**WORK INSTRUCTION**
Send back all the data below, exactly as given.

**Web page and app entries**
# # # # # # #

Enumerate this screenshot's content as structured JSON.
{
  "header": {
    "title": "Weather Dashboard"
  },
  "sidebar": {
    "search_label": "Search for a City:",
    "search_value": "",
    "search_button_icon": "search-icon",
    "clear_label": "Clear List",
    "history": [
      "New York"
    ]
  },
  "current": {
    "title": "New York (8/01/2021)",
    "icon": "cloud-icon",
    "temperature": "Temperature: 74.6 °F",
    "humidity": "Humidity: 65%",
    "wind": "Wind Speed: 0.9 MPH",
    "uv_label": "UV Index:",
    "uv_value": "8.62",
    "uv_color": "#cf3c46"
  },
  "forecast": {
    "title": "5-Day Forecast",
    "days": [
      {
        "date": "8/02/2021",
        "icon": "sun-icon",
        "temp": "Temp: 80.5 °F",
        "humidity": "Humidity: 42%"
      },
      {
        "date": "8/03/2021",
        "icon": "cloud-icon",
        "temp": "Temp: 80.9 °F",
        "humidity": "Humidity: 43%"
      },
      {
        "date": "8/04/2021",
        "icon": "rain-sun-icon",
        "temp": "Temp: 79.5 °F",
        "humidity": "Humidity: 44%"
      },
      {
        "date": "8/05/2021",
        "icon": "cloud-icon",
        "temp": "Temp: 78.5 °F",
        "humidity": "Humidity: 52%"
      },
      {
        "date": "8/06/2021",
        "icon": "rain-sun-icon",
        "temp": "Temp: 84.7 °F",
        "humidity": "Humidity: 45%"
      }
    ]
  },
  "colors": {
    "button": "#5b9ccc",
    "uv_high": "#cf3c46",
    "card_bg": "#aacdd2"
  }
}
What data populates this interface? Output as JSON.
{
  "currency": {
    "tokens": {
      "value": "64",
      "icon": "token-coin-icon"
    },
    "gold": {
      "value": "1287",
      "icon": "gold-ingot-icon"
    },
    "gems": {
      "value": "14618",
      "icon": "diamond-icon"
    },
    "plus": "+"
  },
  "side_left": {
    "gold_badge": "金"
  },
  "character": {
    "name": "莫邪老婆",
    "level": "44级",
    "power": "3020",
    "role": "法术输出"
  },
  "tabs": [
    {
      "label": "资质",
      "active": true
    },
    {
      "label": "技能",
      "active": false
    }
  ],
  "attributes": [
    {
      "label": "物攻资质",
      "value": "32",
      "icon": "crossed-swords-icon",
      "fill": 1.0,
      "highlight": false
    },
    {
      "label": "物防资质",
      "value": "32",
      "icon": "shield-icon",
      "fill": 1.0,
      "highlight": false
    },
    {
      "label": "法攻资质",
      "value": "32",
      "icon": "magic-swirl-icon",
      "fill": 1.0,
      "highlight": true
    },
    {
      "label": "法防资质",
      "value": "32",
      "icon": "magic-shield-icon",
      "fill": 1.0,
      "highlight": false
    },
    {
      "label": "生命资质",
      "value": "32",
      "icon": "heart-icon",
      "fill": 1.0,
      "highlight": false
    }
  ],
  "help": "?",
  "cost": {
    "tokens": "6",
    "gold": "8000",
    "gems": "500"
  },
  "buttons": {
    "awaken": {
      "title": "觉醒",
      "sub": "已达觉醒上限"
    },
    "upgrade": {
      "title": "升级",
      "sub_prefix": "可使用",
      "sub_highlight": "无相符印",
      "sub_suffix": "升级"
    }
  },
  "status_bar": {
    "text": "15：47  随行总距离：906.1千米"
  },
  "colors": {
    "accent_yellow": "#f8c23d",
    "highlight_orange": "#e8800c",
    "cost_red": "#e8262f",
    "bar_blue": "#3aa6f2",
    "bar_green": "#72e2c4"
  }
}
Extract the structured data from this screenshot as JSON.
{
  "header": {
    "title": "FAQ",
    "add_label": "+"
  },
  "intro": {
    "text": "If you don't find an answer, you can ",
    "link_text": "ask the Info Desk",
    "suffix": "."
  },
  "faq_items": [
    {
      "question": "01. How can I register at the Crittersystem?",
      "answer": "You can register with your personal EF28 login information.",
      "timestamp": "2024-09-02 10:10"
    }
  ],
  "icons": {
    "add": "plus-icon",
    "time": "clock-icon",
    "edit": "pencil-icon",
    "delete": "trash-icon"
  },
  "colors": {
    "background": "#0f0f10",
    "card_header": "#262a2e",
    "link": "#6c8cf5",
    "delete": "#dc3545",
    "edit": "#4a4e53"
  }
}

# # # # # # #

**TASK ANSWER**
Enumerate this screenshot's content as structured JSON.
{
  "header": {
    "title": "Weather Dashboard"
  },
  "sidebar": {
    "search_label": "Search for a City:",
    "search_value": "",
    "search_button_icon": "search-icon",
    "clear_label": "Clear List",
    "history": [
      "New York"
    ]
  },
  "current": {
    "title": "New York (8/01/2021)",
    "icon": "cloud-icon",
    "temperature": "Temperature: 74.6 °F",
    "humidity": "Humidity: 65%",
    "wind": "Wind Speed: 0.9 MPH",
    "uv_label": "UV Index:",
    "uv_value": "8.62",
    "uv_color": "#cf3c46"
  },
  "forecast": {
    "title": "5-Day Forecast",
    "days": [
      {
        "date": "8/02/2021",
        "icon": "sun-icon",
        "temp": "Temp: 80.5 °F",
        "humidity": "Humidity: 42%"
      },
      {
        "date": "8/03/2021",
        "icon": "cloud-icon",
        "temp": "Temp: 80.9 °F",
        "humidity": "Humidity: 43%"
      },
      {
        "date": "8/04/2021",
        "icon": "rain-sun-icon",
        "temp": "Temp: 79.5 °F",
        "humidity": "Humidity: 44%"
      },
      {
        "date": "8/05/2021",
        "icon": "cloud-icon",
        "temp": "Temp: 78.5 °F",
        "humidity": "Humidity: 52%"
      },
      {
        "date": "8/06/2021",
        "icon": "rain-sun-icon",
        "temp": "Temp: 84.7 °F",
        "humidity": "Humidity: 45%"
      }
    ]
  },
  "colors": {
    "button": "#5b9ccc",
    "uv_high": "#cf3c46",
    "card_bg": "#aacdd2"
  }
}
What data populates this interface? Output as JSON.
{
  "currency": {
    "tokens": {
      "value": "64",
      "icon": "token-coin-icon"
    },
    "gold": {
      "value": "1287",
      "icon": "gold-ingot-icon"
    },
    "gems": {
      "value": "14618",
      "icon": "diamond-icon"
    },
    "plus": "+"
  },
  "side_left": {
    "gold_badge": "金"
  },
  "character": {
    "name": "莫邪老婆",
    "level": "44级",
    "power": "3020",
    "role": "法术输出"
  },
  "tabs": [
    {
      "label": "资质",
      "active": true
    },
    {
      "label": "技能",
      "active": false
    }
  ],
  "attributes": [
    {
      "label": "物攻资质",
      "value": "32",
      "icon": "crossed-swords-icon",
      "fill": 1.0,
      "highlight": false
    },
    {
      "label": "物防资质",
      "value": "32",
      "icon": "shield-icon",
      "fill": 1.0,
      "highlight": false
    },
    {
      "label": "法攻资质",
      "value": "32",
      "icon": "magic-swirl-icon",
      "fill": 1.0,
      "highlight": true
    },
    {
      "label": "法防资质",
      "value": "32",
      "icon": "magic-shield-icon",
      "fill": 1.0,
      "highlight": false
    },
    {
      "label": "生命资质",
      "value": "32",
      "icon": "heart-icon",
      "fill": 1.0,
      "highlight": false
    }
  ],
  "help": "?",
  "cost": {
    "tokens": "6",
    "gold": "8000",
    "gems": "500"
  },
  "buttons": {
    "awaken": {
      "title": "觉醒",
      "sub": "已达觉醒上限"
    },
    "upgrade": {
      "title": "升级",
      "sub_prefix": "可使用",
      "sub_highlight": "无相符印",
      "sub_suffix": "升级"
    }
  },
  "status_bar": {
    "text": "15：47  随行总距离：906.1千米"
  },
  "colors": {
    "accent_yellow": "#f8c23d",
    "highlight_orange": "#e8800c",
    "cost_red": "#e8262f",
    "bar_blue": "#3aa6f2",
    "bar_green": "#72e2c4"
  }
}
Extract the structured data from this screenshot as JSON.
{
  "header": {
    "title": "FAQ",
    "add_label": "+"
  },
  "intro": {
    "text": "If you don't find an answer, you can ",
    "link_text": "ask the Info Desk",
    "suffix": "."
  },
  "faq_items": [
    {
      "question": "01. How can I register at the Crittersystem?",
      "answer": "You can register with your personal EF28 login information.",
      "timestamp": "2024-09-02 10:10"
    }
  ],
  "icons": {
    "add": "plus-icon",
    "time": "clock-icon",
    "edit": "pencil-icon",
    "delete": "trash-icon"
  },
  "colors": {
    "background": "#0f0f10",
    "card_header": "#262a2e",
    "link": "#6c8cf5",
    "delete": "#dc3545",
    "edit": "#4a4e53"
  }
}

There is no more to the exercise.